▶ What is needed: Go line by line through the records and tally those that include "Border". Respond with the tally only.

▶ Exercise inputs:
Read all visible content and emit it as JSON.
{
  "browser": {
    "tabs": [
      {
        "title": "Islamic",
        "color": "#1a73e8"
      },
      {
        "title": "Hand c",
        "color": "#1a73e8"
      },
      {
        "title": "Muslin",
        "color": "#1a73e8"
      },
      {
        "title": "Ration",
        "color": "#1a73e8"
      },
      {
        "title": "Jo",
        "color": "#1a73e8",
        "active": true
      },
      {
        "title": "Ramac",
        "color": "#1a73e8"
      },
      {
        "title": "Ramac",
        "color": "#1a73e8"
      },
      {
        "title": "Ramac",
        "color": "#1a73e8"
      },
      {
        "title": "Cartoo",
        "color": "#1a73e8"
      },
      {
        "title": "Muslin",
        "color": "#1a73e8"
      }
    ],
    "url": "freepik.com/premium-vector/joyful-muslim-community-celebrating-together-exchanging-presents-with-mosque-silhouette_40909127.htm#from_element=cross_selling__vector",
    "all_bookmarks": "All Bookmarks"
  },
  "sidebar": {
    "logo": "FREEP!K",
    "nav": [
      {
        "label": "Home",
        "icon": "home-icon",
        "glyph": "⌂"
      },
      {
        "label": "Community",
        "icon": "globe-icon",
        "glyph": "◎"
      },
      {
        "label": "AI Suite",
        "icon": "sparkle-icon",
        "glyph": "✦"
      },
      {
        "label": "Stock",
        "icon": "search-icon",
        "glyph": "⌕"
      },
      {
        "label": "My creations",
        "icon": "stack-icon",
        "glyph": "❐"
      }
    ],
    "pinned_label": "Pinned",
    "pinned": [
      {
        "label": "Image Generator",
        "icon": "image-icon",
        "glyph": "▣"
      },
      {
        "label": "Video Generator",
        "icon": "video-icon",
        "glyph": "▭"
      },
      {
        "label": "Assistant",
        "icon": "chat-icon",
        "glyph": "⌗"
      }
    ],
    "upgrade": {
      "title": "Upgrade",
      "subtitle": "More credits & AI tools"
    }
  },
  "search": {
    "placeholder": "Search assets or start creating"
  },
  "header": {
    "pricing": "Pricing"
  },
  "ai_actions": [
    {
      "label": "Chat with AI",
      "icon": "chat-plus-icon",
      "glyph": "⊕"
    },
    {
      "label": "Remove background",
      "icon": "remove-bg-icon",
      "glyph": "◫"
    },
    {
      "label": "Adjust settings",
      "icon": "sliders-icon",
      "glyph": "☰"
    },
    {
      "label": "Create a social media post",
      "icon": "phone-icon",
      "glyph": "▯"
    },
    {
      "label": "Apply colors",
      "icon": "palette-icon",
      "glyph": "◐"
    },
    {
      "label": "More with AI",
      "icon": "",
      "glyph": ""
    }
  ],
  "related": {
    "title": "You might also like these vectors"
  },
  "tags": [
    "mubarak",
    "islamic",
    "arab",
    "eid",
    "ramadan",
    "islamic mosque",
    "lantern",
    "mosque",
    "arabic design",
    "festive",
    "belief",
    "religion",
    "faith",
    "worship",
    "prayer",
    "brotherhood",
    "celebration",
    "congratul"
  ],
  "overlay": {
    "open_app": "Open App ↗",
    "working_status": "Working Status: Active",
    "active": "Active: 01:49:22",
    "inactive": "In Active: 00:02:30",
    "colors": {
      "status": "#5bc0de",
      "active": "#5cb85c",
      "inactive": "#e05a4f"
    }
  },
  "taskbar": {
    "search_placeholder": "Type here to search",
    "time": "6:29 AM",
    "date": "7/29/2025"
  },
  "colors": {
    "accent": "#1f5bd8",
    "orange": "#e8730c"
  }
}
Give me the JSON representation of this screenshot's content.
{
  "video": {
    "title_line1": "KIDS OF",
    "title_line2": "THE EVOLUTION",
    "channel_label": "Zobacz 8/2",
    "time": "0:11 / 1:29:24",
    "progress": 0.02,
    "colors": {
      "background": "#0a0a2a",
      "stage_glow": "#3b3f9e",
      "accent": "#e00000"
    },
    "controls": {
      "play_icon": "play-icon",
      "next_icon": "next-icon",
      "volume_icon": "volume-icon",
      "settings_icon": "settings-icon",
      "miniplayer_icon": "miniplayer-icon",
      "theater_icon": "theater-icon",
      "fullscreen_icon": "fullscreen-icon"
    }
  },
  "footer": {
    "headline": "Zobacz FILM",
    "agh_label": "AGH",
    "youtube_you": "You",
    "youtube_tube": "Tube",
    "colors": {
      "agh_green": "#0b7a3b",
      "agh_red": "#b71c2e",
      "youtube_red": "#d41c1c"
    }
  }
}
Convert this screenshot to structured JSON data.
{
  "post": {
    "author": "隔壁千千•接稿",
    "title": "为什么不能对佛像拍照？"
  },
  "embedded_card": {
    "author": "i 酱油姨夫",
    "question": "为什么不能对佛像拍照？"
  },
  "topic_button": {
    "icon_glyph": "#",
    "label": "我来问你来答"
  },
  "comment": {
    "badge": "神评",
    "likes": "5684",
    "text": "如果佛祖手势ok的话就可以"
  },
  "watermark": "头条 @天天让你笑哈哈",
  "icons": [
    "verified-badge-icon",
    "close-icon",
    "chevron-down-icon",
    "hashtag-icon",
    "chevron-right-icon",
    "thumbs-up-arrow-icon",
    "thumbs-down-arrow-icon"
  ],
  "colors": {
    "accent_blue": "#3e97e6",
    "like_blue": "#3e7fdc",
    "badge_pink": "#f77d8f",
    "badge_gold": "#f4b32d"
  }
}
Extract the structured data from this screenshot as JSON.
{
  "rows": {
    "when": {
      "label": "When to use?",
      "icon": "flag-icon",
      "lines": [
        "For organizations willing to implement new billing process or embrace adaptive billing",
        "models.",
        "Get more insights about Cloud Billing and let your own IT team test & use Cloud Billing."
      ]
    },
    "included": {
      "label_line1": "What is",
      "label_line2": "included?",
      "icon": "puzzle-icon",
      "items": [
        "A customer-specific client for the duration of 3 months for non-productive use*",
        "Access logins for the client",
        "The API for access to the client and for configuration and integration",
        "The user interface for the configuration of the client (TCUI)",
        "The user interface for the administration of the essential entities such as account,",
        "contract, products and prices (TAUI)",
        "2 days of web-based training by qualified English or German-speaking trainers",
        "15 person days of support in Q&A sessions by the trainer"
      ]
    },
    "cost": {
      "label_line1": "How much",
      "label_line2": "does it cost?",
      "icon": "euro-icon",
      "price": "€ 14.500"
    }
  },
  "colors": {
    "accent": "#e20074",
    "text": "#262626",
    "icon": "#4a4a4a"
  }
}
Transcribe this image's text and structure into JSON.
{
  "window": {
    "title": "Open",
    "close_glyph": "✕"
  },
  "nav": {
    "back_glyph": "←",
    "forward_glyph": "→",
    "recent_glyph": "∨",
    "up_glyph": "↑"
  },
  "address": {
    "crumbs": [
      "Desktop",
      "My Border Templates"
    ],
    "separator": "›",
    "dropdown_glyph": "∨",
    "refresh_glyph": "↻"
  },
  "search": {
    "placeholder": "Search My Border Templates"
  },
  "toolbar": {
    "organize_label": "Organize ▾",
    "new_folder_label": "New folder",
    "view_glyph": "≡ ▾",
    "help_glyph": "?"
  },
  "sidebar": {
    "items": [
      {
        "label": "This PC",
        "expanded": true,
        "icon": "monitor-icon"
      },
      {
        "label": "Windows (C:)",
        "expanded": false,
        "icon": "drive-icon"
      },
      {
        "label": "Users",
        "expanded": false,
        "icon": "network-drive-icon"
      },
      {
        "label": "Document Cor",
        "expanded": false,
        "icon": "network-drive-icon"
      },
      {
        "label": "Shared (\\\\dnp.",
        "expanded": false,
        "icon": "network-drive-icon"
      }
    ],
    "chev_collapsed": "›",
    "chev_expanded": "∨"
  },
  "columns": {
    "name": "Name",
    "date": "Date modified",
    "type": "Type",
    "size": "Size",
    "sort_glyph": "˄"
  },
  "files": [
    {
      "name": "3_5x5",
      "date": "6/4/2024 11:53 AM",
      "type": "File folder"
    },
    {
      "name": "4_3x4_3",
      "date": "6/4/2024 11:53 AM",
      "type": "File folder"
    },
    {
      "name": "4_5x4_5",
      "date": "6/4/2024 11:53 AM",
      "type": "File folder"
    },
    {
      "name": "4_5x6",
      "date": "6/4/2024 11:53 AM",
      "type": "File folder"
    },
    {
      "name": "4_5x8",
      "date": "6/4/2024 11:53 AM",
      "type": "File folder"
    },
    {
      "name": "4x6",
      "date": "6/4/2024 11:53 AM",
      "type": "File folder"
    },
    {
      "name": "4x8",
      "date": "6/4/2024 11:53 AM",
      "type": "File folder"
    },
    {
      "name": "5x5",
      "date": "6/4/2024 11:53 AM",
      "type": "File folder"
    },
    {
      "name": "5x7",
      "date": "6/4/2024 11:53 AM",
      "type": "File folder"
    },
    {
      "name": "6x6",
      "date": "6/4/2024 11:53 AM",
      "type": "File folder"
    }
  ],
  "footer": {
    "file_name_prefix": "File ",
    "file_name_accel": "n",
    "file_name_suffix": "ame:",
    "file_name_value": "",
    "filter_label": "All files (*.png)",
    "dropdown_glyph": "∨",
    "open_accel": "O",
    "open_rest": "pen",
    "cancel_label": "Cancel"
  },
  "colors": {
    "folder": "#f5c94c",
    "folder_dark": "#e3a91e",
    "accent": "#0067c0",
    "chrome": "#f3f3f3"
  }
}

▶ Task output: 2